Wherever "icon" turns up in the entries, copy out the line that holds it.
** Available data follows **
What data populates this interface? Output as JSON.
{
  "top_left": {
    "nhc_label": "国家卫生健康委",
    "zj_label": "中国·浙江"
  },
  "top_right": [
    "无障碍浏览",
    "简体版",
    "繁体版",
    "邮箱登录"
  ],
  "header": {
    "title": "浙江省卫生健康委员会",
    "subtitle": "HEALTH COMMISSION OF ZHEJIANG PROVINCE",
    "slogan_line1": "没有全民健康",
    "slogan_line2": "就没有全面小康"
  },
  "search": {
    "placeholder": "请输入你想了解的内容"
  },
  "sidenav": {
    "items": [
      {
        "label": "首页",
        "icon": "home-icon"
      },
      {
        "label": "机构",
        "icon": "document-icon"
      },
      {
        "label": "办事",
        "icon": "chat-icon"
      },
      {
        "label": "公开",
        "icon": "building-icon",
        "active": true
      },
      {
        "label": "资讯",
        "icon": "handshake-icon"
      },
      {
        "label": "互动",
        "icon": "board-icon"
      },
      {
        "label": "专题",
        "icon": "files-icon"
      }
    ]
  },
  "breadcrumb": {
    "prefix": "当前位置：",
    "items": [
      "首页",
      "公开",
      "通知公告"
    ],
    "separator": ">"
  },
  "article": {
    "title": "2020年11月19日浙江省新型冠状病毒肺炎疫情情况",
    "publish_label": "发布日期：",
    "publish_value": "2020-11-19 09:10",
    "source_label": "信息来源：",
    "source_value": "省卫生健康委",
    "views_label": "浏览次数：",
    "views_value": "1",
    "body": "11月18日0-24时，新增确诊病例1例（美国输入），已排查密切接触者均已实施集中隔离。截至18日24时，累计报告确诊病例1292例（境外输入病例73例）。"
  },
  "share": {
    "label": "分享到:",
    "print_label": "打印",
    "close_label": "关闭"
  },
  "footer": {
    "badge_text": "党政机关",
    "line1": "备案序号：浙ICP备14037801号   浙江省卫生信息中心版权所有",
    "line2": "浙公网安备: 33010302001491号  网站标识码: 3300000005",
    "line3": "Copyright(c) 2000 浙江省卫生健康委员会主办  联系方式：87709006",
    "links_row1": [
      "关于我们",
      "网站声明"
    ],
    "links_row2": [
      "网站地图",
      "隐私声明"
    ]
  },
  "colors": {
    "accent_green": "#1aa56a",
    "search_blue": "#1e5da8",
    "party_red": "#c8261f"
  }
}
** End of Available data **
• _Response to this exercise_:
        "icon": "home-icon"
        "icon": "document-icon"
        "icon": "chat-icon"
        "icon": "building-icon",
        "icon": "handshake-icon"
        "icon": "board-icon"
        "icon": "files-icon"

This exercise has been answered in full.